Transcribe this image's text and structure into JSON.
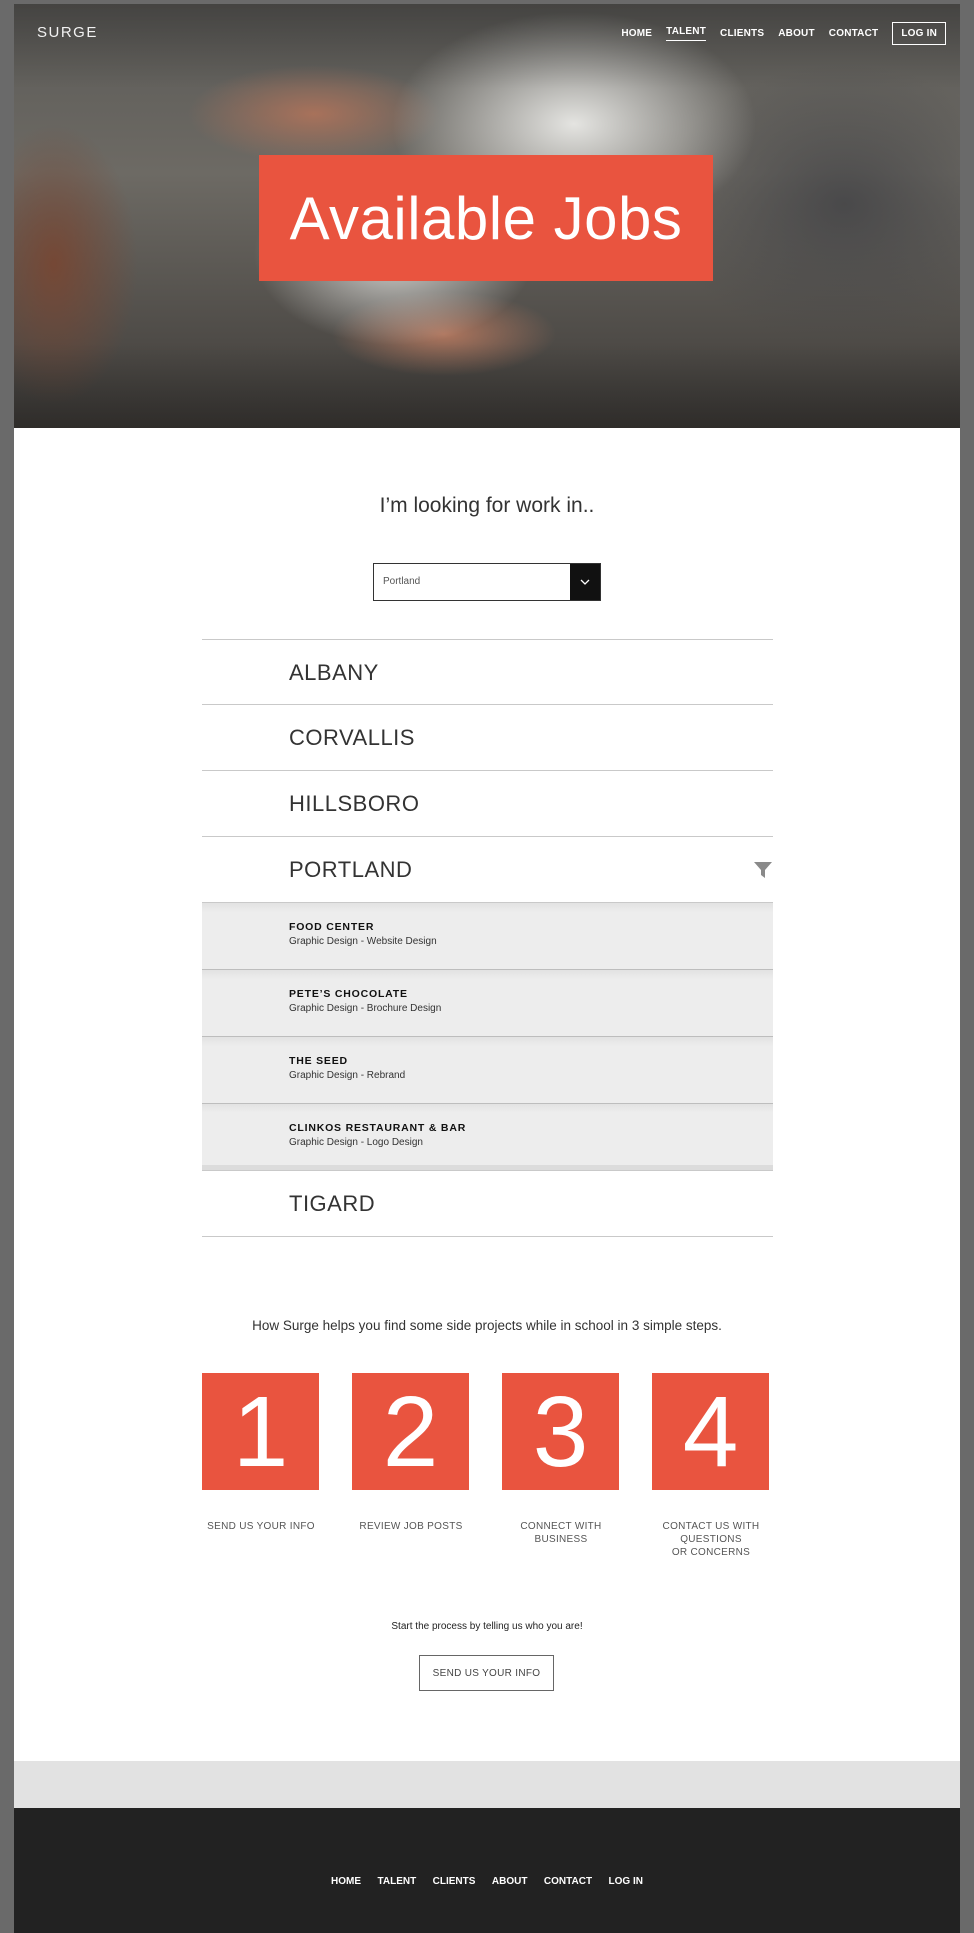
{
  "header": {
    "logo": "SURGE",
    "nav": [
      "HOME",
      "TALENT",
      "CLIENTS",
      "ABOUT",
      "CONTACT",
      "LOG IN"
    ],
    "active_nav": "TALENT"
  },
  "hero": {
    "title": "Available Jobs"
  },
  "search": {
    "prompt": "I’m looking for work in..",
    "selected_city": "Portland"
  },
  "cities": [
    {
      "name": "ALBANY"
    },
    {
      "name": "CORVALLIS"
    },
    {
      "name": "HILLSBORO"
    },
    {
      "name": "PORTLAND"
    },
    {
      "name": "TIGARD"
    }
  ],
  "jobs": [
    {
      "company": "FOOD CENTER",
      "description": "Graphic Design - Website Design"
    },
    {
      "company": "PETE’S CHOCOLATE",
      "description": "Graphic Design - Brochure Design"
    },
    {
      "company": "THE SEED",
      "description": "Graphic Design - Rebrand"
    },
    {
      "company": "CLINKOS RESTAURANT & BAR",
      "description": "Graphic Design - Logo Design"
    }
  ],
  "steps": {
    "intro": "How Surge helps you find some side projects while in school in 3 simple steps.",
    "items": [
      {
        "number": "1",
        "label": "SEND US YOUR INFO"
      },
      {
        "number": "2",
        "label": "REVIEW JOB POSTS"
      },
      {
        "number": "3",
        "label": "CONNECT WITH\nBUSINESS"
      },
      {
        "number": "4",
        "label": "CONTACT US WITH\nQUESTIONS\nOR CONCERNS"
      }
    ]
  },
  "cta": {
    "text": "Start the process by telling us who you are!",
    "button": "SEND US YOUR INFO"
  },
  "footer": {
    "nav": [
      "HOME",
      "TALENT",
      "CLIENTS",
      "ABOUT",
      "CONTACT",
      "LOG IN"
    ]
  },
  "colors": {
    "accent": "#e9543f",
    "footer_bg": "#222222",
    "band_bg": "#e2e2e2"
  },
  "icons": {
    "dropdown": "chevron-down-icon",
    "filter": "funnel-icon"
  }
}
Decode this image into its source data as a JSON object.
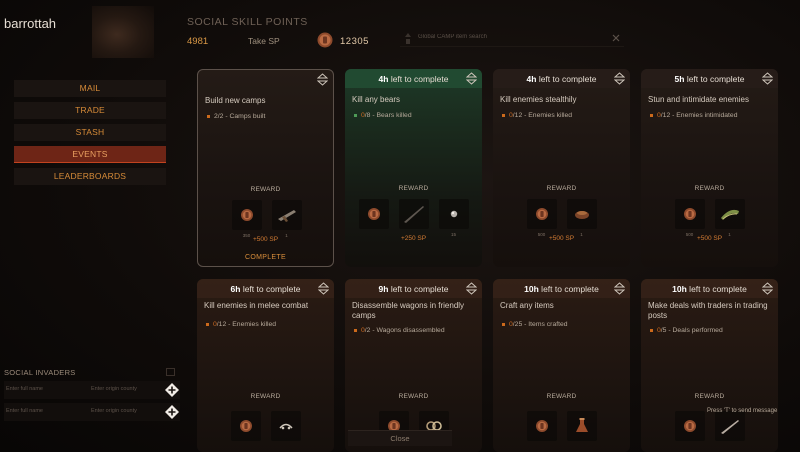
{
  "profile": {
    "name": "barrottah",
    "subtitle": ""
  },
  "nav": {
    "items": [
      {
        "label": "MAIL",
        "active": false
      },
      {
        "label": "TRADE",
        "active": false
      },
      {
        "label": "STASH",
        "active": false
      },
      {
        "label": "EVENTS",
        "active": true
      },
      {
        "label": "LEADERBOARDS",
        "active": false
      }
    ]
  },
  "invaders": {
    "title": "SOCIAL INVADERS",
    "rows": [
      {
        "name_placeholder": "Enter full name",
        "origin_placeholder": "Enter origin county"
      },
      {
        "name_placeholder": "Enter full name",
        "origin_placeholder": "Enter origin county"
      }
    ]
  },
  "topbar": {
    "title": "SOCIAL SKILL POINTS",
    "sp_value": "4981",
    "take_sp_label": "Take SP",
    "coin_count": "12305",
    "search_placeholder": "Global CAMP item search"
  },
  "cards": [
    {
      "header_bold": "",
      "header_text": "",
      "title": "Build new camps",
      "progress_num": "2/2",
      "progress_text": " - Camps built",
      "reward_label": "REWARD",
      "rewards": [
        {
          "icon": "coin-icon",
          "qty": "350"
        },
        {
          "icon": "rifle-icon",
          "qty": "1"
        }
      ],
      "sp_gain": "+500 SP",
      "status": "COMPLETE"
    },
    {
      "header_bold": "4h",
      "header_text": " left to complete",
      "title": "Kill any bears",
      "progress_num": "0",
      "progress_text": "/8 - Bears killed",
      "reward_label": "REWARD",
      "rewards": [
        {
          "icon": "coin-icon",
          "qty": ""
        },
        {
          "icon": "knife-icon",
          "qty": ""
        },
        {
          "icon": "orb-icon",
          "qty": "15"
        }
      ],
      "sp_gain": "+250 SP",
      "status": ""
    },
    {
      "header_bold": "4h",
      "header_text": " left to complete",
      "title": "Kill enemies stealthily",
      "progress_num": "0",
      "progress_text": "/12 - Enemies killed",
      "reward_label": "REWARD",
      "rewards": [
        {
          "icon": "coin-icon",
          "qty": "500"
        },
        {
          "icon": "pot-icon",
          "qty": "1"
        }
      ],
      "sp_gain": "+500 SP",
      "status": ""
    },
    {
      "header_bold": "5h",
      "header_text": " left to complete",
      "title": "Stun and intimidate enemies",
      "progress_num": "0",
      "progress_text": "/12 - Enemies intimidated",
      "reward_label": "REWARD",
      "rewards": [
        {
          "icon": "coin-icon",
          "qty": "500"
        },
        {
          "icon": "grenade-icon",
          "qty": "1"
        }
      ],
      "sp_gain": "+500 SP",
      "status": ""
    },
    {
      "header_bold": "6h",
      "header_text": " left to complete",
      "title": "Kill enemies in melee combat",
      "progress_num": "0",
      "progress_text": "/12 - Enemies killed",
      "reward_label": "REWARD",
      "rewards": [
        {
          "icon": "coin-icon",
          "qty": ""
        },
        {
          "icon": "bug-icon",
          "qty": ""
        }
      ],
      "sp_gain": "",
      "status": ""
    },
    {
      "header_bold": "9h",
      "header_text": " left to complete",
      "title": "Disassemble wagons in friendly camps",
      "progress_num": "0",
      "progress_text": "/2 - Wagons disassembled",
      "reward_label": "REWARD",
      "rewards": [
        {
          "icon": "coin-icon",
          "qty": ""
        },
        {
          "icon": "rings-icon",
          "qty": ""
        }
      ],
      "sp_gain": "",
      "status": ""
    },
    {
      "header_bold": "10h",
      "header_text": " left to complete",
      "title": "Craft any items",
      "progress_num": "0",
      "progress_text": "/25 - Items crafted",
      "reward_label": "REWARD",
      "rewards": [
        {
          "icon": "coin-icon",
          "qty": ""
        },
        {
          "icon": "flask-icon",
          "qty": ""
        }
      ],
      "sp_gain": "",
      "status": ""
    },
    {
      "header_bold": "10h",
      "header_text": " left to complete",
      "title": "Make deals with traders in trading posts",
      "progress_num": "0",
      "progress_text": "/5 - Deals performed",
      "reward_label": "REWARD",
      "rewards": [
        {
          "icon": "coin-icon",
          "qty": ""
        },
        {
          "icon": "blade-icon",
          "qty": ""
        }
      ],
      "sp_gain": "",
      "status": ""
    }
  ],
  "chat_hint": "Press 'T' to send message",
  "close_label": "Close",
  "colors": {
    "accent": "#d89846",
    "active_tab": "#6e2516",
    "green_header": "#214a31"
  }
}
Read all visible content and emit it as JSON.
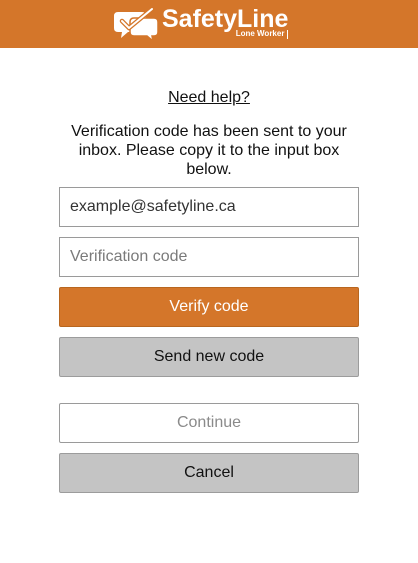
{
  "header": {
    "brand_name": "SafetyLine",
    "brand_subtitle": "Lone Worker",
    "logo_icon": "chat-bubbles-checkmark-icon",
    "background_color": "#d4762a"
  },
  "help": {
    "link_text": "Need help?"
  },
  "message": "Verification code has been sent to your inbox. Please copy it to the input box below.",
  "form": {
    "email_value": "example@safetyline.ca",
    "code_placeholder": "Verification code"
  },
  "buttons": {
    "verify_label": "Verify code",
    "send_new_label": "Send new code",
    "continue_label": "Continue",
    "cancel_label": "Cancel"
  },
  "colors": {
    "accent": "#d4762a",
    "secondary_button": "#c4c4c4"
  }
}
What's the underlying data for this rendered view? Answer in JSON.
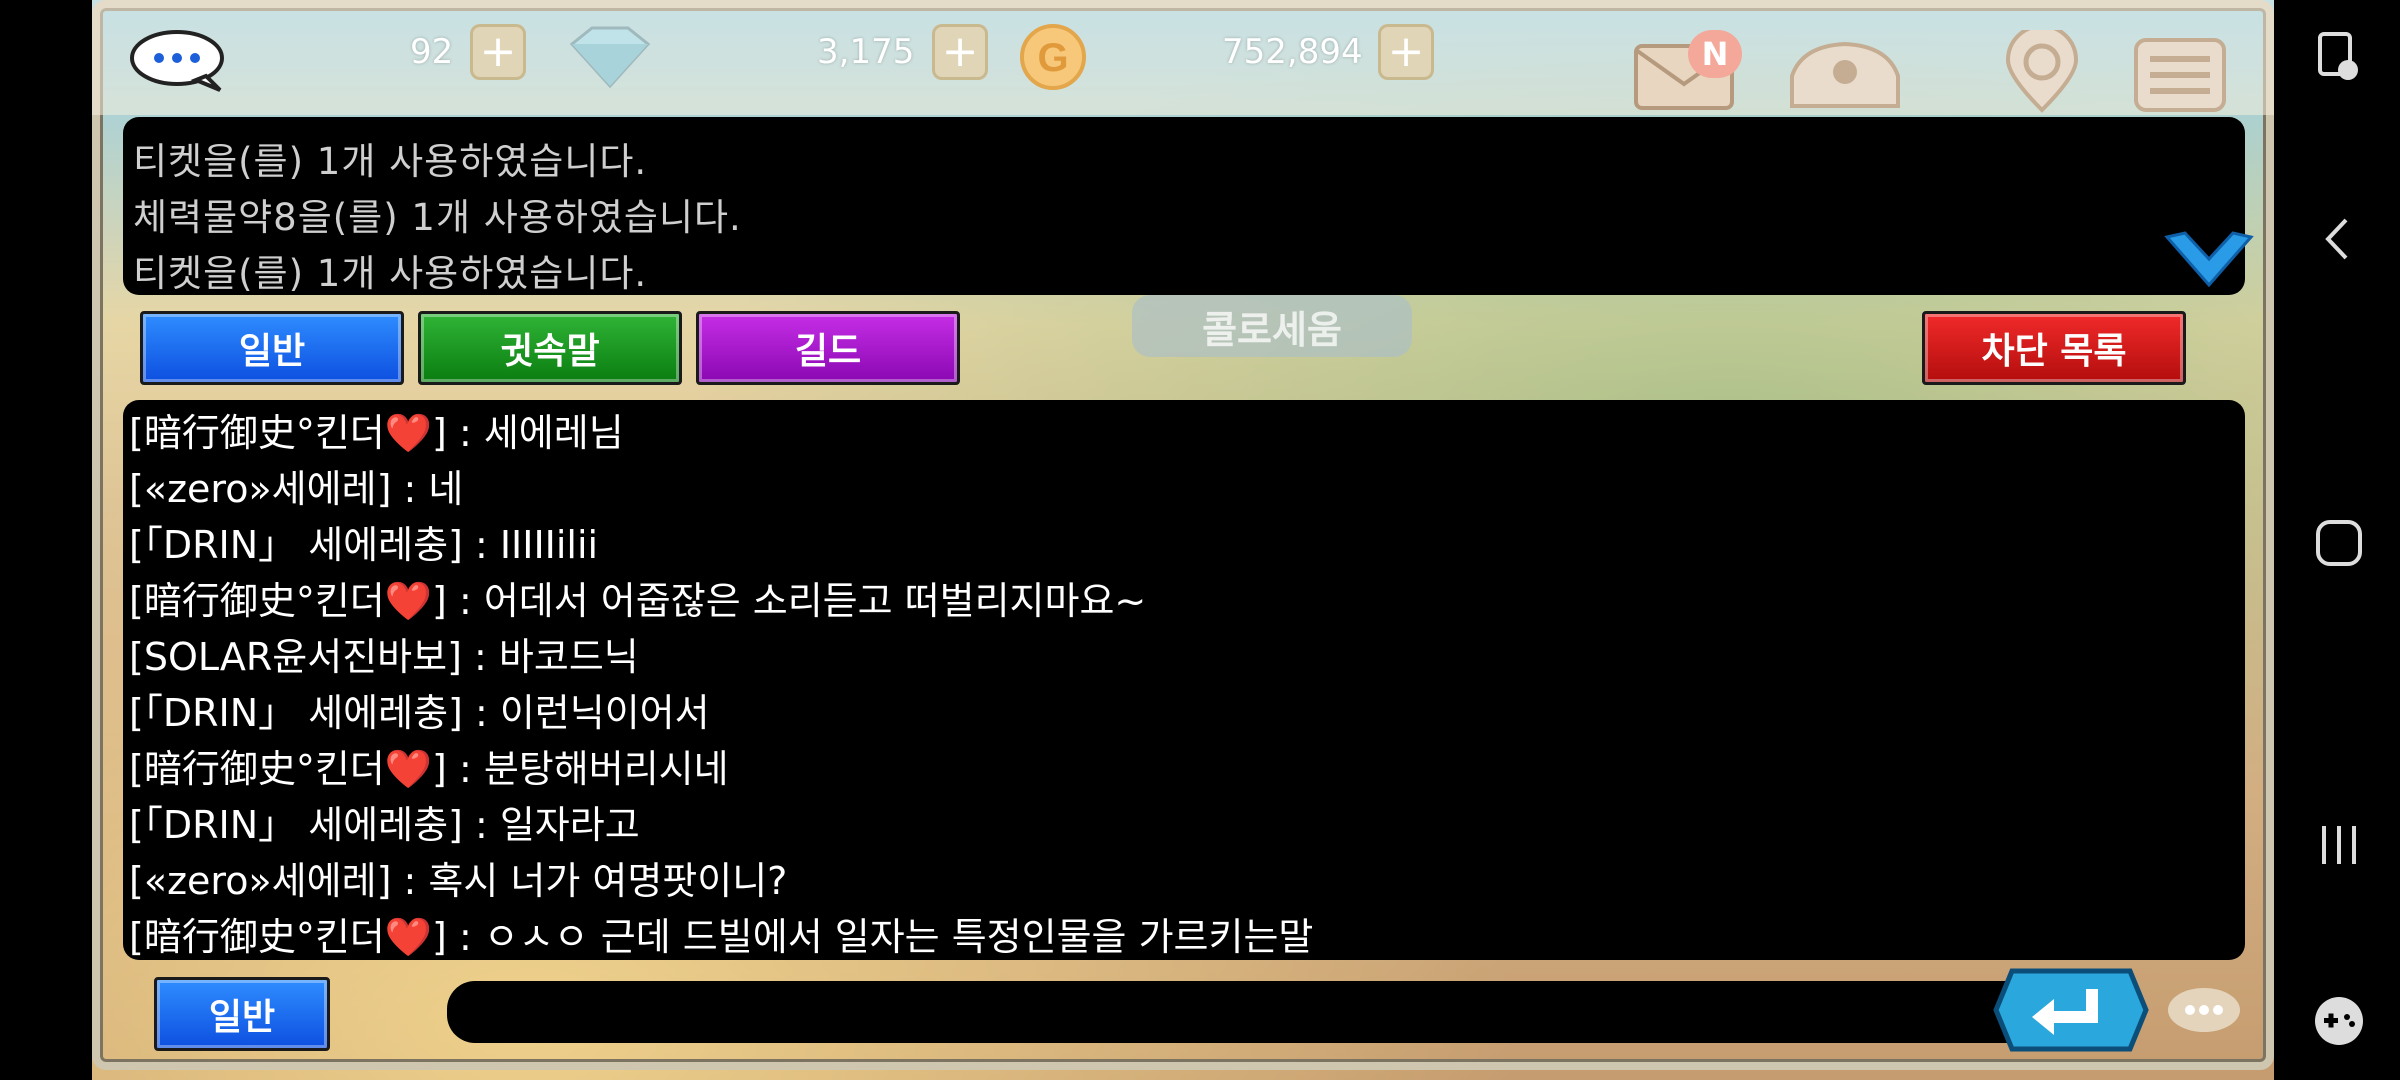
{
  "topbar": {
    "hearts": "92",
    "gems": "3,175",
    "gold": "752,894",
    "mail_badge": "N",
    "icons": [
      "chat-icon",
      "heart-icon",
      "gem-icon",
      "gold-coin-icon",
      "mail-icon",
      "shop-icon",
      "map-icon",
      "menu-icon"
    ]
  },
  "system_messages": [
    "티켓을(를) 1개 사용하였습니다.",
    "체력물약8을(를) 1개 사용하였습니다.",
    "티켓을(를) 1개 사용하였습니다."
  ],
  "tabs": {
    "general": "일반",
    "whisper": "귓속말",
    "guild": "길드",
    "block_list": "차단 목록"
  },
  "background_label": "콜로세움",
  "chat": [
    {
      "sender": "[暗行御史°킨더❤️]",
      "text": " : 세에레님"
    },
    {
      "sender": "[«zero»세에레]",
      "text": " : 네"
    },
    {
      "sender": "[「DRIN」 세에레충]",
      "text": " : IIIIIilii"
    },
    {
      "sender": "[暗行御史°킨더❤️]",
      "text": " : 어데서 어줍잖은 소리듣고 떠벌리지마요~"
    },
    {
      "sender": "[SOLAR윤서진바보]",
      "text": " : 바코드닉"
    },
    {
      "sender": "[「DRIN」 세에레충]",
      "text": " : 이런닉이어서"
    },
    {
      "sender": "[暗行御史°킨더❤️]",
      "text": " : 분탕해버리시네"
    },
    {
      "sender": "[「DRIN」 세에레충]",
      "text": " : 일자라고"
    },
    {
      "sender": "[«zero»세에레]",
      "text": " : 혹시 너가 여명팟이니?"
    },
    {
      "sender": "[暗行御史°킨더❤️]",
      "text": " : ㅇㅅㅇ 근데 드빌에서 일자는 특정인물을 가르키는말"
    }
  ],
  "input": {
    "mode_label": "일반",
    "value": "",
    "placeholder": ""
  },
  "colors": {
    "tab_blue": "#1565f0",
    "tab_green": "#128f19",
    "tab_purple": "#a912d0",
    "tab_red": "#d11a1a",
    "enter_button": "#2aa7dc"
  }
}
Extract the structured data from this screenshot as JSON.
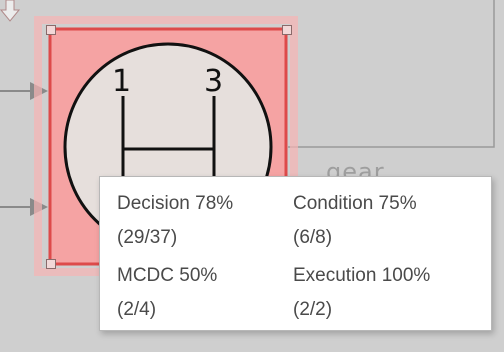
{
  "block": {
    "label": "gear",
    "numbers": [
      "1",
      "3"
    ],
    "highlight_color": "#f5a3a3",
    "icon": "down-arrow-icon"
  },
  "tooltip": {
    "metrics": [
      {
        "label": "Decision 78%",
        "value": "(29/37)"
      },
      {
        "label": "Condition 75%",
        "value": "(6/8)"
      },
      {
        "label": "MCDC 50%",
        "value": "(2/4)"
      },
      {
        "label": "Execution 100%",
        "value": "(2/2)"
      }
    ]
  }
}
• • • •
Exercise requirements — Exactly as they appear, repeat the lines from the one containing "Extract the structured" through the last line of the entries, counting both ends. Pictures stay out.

Reply to the task —
Extract the structured data from this screenshot as JSON.
{
  "block": {
    "label": "gear",
    "numbers": [
      "1",
      "3"
    ],
    "highlight_color": "#f5a3a3",
    "icon": "down-arrow-icon"
  },
  "tooltip": {
    "metrics": [
      {
        "label": "Decision 78%",
        "value": "(29/37)"
      },
      {
        "label": "Condition 75%",
        "value": "(6/8)"
      },
      {
        "label": "MCDC 50%",
        "value": "(2/4)"
      },
      {
        "label": "Execution 100%",
        "value": "(2/2)"
      }
    ]
  }
}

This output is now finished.